Education is a fundamental human right of every child in India. It is also a privilege for a girl child in this country. This privilege is more pronounced in the interiors of India as one visits sub-urban and rural pockets where these nanhi kalis are pushed in quiet corners of the house. It is a grim reality. But, girls from underprivileged backgrounds often have limited or no access to formal education and learning. For some, their fate and future are decided before they are even born and without considering their wishes.

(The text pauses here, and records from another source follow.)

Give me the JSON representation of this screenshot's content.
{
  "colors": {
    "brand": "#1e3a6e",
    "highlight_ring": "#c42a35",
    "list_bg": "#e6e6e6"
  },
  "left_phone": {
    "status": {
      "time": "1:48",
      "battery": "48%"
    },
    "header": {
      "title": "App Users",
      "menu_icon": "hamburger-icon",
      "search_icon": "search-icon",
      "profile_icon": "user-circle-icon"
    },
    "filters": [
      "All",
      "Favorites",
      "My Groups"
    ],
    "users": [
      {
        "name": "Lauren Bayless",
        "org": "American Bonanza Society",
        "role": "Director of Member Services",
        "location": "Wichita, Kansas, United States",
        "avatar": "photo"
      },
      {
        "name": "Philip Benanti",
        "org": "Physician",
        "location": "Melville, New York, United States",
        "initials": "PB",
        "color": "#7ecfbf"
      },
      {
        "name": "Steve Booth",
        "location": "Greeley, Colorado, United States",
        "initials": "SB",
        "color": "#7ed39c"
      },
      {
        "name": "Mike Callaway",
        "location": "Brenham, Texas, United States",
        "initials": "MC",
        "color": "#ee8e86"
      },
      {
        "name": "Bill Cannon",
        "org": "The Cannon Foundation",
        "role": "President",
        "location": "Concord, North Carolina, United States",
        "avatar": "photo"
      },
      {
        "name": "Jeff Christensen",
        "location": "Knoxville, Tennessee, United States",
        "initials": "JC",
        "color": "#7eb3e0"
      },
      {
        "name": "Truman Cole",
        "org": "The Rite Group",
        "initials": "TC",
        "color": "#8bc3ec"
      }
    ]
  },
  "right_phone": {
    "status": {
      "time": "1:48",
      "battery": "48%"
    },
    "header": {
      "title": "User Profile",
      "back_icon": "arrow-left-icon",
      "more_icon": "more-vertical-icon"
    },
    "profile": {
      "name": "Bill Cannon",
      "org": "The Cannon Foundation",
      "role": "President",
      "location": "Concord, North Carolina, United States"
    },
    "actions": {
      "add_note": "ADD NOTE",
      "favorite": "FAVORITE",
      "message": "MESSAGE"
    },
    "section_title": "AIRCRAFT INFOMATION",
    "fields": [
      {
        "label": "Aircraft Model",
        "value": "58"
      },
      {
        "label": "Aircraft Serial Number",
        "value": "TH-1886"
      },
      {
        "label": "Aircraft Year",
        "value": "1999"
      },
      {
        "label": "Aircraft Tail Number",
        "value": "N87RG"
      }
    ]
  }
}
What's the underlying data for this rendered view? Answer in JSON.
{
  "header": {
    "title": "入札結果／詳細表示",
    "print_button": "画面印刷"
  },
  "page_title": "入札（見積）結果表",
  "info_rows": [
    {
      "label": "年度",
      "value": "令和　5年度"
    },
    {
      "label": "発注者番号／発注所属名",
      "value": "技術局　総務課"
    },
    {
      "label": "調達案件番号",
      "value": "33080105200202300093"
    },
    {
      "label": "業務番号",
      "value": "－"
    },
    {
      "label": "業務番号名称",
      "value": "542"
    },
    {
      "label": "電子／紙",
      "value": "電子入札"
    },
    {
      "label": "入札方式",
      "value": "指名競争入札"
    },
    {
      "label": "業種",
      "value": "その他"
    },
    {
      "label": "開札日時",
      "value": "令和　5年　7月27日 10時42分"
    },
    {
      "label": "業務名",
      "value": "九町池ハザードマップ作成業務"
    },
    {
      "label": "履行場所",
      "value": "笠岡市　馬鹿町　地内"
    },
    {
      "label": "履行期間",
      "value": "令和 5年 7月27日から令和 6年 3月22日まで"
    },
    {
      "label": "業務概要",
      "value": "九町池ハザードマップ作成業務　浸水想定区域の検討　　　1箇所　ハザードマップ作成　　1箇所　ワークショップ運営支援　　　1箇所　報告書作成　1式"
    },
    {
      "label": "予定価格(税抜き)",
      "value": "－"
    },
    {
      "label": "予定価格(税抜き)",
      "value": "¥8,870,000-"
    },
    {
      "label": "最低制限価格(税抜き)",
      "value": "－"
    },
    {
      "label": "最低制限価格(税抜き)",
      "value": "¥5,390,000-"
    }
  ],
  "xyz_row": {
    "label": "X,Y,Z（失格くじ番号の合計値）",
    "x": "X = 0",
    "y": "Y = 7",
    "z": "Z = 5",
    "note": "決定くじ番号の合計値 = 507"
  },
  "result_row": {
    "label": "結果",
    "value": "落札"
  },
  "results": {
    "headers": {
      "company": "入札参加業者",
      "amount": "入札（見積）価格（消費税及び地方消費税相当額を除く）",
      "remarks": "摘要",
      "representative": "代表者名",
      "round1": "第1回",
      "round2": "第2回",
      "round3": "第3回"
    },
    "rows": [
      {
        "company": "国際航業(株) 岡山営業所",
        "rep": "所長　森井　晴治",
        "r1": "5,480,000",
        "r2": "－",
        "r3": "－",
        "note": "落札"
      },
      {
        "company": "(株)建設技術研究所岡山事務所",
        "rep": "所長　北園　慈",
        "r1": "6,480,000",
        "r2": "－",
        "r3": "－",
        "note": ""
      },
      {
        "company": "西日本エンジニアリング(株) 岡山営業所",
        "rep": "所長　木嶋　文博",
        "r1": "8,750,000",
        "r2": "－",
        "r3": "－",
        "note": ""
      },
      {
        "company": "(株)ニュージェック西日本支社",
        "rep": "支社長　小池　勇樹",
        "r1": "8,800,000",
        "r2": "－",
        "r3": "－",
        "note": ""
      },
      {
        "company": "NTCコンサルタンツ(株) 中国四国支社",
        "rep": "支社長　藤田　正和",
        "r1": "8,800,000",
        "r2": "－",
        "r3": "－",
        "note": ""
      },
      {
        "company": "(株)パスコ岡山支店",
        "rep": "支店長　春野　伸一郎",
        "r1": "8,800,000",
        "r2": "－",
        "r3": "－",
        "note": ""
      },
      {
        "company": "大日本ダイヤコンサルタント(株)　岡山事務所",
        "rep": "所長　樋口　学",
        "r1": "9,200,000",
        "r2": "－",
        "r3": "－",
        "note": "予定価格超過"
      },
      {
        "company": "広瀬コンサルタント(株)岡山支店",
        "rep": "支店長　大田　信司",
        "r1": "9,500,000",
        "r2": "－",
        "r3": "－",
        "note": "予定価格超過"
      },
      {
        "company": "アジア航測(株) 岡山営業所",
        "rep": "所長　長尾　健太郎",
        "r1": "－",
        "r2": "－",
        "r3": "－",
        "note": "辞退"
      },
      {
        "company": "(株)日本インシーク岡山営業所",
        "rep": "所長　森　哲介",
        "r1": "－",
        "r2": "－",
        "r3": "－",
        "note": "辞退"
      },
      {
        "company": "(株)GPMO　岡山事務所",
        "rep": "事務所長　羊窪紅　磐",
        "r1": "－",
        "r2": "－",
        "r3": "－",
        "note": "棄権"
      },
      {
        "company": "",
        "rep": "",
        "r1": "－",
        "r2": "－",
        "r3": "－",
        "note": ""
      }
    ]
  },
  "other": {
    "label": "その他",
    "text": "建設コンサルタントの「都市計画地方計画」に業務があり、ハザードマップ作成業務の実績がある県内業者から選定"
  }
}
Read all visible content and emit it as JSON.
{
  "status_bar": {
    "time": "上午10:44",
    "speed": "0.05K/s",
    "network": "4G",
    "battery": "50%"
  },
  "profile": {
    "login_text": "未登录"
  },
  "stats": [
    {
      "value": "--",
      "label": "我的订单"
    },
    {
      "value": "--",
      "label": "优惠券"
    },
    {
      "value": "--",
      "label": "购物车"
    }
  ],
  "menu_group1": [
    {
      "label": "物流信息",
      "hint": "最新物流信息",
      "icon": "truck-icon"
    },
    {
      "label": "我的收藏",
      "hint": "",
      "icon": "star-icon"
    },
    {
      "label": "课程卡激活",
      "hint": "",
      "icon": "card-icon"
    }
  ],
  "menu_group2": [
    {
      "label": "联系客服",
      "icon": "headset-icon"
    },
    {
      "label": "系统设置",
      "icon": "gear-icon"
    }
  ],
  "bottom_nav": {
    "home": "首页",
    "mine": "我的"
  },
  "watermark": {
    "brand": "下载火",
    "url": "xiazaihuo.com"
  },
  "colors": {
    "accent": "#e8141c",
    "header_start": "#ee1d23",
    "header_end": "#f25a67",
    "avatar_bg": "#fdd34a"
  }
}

Governments, schools, NGOs, and other stakeholders in the education industry have formulated policies and tabled laws that have “allowed” every girl her right to education. Seven decades after independence, we have made significant progress in creating a level-playing field for our nanhi kalis. Inequality persists. Studies note how Covid-19 and the aftermath of the last two years have reversed some of this progress.
What was termed as “unexpected chuttis” due to school closures have become a nightmare for these children. The pandemic coupled with limited access to resources and poverty forced many children out of school. The problem is multi-layered and the current education system cannot prevent every child from falling through the cracks. For parents who are daily wage earners supporting their daughter’s “virtual education” is a broken dream. It was more convenient to get these nanhi kalis to look after the household responsibilities, take care of their siblings and look after the elderly in the family. Girls, therefore, became the bigger casualties of the pandemic, being forced to drop out of school.
According to UNESCO, almost 1.8 billion students globally have been affected by school closures as a result of the Covid-19 pandemic. Around 320 million of them are in India alone. And it has been estimated that of these 158 million are female students. Experts and policy analysts have consistently highlighted the repercussions of this unfolding crisis, advocating for immediate action. Unfortunately, there is no silver bullet solution to such a complex problem. But hope blooms eternal.
Organisations like Nanhi Kali are working on the grassroots level to support girls and their education. A Mahindra Rise initiative, this organisation supports girls from low-income families to complete ten years of formal schooling.
The latest film by Project Nanhi Kali shows how #EveryGirlMatters. Featuring the tale of two Lajjos, this movie highlights how Project Nanhi Kali helps empower little girls by providing them after school support to continue their education.
Now, the Nanhi Kali team has doubled down on its efforts to provide quality digital education to girls hailing from the remotest corners of the country. Every girl in the Nanhi Kali project has received academic support and has access to an adaptive learning software via digital tablets and through a platform called Mindspark. The software is pre-loaded onto their digital tablets, allowing them access to lessons and education in just one click. They have also received an annual kit which comprises a school bag, stationery, and a pullover/raincoat. With 45.6% of teenage girls in India still following unhygienic menstrual practices* a 12-month supply of branded sanitary napkins is included in each kit to help girls attend school with dignity when they resume physical classes.
The project has already impacted the lives of over 450,000 girls from underserved communities across the country. More needs to be done to help other such nanhi kalis who are falling through the cracks of the education system.
Visit this link if you want to support the education of a little girl.